■ **Assignment**: Among the entries below, copy every line that carries the word "Calculate".
-- Source data follows --
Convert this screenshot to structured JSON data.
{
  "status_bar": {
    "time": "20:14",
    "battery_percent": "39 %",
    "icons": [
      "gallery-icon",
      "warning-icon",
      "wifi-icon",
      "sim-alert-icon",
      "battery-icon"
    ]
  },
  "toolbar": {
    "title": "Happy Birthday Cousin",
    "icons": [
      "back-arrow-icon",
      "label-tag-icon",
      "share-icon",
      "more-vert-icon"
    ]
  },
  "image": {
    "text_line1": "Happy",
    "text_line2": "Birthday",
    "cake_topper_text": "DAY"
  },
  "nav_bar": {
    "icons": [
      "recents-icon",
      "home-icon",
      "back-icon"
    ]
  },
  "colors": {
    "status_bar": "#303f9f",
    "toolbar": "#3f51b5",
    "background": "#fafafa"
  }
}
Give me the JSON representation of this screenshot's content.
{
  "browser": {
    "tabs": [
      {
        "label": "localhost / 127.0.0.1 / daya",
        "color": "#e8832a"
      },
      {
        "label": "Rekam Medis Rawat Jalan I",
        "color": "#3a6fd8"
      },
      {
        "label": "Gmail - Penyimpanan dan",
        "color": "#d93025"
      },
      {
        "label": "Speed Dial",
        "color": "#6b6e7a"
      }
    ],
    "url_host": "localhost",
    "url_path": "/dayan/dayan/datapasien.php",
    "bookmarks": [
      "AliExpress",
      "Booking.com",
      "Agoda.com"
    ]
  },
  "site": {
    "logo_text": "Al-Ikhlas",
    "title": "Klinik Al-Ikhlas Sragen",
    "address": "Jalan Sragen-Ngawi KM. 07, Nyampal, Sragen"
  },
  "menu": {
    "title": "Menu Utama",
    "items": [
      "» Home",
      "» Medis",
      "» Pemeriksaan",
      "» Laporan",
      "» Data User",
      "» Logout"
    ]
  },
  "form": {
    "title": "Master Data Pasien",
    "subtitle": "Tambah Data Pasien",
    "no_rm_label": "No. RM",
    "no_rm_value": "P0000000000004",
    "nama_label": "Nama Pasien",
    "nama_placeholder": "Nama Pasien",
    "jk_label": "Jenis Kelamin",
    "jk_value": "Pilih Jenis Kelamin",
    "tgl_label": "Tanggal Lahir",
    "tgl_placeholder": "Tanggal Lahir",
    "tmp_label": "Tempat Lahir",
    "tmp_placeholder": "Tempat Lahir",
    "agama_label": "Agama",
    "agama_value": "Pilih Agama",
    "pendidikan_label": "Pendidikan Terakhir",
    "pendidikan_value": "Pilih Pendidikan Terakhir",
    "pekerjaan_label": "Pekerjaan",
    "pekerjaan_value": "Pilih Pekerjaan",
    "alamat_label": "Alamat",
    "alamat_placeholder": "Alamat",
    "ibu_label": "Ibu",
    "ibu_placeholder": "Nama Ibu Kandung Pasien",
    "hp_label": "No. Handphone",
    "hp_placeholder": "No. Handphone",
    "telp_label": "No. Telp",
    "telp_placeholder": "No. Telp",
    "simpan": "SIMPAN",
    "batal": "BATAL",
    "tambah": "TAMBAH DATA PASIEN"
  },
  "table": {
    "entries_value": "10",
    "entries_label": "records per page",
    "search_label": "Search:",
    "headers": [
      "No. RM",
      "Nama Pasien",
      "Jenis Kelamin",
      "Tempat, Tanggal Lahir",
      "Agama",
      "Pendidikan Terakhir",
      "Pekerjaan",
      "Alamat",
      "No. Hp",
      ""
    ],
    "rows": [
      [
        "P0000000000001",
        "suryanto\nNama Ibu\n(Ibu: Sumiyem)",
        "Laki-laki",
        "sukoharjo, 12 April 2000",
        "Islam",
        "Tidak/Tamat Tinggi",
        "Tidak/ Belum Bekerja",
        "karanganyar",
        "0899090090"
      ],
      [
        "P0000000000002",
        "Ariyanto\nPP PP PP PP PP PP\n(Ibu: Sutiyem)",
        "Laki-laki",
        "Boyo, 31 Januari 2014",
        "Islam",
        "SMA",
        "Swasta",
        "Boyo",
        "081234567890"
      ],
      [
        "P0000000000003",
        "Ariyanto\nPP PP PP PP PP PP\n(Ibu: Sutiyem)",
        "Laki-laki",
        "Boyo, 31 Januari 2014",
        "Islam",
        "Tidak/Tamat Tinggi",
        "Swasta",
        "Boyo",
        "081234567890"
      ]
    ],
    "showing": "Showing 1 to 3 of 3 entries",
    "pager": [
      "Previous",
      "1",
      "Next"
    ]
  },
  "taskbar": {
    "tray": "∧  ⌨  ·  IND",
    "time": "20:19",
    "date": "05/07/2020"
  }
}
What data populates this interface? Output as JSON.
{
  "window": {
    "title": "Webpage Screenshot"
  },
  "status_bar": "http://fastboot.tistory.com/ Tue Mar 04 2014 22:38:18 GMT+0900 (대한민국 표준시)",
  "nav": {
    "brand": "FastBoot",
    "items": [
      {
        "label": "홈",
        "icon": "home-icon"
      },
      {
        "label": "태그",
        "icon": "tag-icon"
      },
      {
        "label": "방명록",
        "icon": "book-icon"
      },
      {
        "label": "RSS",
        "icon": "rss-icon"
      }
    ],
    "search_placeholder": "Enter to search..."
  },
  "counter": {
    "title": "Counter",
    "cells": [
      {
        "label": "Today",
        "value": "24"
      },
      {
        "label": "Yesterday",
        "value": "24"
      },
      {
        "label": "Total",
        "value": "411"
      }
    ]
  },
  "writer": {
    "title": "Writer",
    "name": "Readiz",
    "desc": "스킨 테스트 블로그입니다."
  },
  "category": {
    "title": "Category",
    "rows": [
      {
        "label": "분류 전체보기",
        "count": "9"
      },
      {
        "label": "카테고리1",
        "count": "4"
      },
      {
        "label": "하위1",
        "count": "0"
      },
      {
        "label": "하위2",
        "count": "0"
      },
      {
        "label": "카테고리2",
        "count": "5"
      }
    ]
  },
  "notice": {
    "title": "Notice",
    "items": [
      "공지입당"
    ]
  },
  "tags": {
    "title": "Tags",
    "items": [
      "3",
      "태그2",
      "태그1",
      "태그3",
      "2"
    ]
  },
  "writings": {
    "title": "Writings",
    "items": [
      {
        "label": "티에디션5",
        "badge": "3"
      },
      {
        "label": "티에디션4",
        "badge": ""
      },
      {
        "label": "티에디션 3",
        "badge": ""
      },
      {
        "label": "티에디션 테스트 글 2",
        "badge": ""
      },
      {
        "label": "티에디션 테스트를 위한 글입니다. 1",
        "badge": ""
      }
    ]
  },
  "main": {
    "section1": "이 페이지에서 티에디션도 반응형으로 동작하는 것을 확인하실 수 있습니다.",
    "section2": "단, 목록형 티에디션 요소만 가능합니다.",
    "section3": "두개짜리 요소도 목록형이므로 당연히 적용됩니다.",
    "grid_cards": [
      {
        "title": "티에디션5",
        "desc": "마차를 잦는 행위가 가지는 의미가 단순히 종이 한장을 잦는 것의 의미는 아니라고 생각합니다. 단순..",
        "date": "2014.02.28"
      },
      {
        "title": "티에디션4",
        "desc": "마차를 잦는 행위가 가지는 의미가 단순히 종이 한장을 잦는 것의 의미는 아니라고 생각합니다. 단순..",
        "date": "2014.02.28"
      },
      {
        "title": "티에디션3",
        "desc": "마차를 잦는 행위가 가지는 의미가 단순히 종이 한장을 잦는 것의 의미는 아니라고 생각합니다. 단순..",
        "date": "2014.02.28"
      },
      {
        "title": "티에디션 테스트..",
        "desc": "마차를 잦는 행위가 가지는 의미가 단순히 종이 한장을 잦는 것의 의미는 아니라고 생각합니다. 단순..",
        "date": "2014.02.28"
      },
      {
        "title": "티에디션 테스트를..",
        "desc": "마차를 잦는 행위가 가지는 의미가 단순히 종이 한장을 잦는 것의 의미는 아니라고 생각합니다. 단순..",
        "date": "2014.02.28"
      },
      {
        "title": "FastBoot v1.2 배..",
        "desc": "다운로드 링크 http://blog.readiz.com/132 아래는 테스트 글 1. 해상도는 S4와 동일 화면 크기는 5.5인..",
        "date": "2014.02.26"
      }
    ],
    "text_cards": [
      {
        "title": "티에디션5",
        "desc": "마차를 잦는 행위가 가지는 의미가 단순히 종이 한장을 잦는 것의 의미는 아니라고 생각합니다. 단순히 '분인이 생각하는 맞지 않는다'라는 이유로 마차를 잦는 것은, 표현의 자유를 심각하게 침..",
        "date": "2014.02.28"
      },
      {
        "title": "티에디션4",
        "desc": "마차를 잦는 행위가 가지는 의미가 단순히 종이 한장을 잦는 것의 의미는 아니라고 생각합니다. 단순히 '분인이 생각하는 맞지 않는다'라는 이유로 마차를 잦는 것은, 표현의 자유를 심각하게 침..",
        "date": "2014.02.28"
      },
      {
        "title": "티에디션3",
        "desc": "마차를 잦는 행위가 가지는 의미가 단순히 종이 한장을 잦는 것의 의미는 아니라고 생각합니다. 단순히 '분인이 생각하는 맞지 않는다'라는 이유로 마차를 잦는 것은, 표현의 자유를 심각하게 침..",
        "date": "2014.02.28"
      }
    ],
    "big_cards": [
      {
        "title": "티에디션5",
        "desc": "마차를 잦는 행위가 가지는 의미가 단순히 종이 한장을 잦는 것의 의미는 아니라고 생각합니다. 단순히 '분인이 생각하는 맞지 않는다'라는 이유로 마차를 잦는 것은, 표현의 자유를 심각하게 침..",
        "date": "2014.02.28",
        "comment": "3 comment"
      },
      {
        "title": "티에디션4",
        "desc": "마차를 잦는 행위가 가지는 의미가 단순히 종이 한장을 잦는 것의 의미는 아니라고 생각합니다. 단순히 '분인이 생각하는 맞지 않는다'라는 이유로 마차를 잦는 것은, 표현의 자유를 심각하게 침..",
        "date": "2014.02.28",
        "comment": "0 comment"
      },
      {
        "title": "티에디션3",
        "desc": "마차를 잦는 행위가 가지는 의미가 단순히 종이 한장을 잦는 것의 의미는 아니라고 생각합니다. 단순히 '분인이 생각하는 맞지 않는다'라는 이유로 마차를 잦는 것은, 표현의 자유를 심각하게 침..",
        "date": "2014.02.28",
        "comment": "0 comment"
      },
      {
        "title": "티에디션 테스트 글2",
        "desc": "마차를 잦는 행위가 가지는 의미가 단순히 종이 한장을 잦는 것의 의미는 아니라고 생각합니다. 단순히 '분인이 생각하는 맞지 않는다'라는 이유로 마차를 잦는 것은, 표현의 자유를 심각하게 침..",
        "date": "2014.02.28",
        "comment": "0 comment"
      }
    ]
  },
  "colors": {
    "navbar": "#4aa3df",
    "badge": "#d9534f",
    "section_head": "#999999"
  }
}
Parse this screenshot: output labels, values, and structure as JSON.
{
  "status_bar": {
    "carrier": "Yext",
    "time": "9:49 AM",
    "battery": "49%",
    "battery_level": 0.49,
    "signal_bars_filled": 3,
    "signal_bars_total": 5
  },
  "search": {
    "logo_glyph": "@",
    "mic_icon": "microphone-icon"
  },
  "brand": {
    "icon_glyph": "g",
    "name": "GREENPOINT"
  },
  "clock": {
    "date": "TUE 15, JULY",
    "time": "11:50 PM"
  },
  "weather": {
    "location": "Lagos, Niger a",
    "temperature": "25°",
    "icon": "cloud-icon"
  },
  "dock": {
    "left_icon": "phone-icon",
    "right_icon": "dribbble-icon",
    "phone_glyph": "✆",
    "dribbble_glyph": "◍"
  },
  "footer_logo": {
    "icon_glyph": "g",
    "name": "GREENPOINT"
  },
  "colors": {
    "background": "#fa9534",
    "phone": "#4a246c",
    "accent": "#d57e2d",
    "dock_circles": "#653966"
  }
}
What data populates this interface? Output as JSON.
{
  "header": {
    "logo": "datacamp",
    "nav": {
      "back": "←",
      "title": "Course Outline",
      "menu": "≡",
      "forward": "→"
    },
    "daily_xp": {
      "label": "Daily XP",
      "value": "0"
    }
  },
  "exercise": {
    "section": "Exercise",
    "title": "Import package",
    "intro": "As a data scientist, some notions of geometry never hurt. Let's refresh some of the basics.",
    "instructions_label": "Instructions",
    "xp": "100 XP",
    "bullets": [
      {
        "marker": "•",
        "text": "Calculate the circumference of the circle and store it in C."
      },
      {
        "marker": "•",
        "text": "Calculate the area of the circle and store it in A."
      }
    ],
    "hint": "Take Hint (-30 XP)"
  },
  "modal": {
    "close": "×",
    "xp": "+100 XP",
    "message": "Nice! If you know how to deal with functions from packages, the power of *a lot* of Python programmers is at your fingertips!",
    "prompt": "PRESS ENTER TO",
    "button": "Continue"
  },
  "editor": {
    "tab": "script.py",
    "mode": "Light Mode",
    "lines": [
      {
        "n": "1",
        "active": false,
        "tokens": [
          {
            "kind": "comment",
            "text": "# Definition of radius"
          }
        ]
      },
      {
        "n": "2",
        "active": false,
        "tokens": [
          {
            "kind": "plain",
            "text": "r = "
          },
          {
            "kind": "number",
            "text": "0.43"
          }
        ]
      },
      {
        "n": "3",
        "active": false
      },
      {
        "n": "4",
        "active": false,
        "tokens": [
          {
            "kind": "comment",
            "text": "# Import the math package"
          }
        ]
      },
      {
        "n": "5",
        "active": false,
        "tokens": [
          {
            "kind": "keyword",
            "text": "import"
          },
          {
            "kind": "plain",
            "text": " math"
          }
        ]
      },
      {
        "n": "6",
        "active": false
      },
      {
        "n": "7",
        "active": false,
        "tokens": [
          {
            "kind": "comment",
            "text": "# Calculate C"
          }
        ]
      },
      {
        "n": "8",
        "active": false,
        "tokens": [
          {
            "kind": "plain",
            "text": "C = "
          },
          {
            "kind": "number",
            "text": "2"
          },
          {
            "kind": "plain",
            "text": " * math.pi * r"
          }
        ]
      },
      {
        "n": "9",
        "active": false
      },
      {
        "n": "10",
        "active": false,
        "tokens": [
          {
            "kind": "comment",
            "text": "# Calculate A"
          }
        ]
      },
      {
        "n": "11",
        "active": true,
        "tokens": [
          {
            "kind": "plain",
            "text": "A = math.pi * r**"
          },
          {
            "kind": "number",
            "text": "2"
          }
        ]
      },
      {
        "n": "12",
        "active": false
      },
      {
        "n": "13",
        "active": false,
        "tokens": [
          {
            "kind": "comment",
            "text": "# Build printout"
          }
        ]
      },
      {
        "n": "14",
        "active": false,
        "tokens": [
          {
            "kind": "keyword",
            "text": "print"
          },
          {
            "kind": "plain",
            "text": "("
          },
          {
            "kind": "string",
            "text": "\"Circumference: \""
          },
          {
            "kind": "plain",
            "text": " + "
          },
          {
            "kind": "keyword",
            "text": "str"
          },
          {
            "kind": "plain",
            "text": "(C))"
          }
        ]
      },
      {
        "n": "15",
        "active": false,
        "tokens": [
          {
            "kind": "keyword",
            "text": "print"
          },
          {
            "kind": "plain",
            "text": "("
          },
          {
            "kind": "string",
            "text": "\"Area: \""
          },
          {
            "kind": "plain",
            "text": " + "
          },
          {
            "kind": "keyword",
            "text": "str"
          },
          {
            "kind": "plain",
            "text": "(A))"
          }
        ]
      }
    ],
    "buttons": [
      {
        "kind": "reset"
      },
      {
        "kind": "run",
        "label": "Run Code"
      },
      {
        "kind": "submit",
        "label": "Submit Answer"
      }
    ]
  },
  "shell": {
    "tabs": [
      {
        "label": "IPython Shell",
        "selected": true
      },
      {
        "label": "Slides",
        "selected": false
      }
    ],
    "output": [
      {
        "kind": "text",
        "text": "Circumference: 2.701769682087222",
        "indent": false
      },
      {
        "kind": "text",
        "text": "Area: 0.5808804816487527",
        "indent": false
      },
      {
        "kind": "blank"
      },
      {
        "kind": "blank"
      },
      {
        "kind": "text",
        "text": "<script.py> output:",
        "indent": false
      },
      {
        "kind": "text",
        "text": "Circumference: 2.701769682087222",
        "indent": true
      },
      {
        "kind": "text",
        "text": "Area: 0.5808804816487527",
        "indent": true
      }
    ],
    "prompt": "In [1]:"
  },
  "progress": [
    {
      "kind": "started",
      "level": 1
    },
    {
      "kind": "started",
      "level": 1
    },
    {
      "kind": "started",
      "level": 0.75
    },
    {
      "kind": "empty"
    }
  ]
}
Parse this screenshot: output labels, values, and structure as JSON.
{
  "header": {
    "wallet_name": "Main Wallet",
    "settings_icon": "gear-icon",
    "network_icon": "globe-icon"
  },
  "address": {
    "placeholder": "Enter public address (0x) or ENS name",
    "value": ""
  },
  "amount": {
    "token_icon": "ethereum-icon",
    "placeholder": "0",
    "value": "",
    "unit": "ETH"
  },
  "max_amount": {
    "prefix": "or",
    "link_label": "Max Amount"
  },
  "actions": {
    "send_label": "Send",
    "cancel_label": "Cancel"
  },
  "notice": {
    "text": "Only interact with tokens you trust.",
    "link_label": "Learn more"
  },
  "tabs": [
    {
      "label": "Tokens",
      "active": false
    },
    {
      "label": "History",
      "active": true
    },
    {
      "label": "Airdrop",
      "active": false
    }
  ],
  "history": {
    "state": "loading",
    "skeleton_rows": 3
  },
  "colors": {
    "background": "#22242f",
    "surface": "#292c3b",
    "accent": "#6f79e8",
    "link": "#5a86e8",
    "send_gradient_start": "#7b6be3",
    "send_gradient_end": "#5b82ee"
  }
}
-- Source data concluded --
■ **Response to this exercise**:
        "text": "Calculate the circumference of the circle and store it in C."
        "text": "Calculate the area of the circle and store it in A."
            "text": "# Calculate C"
            "text": "# Calculate A"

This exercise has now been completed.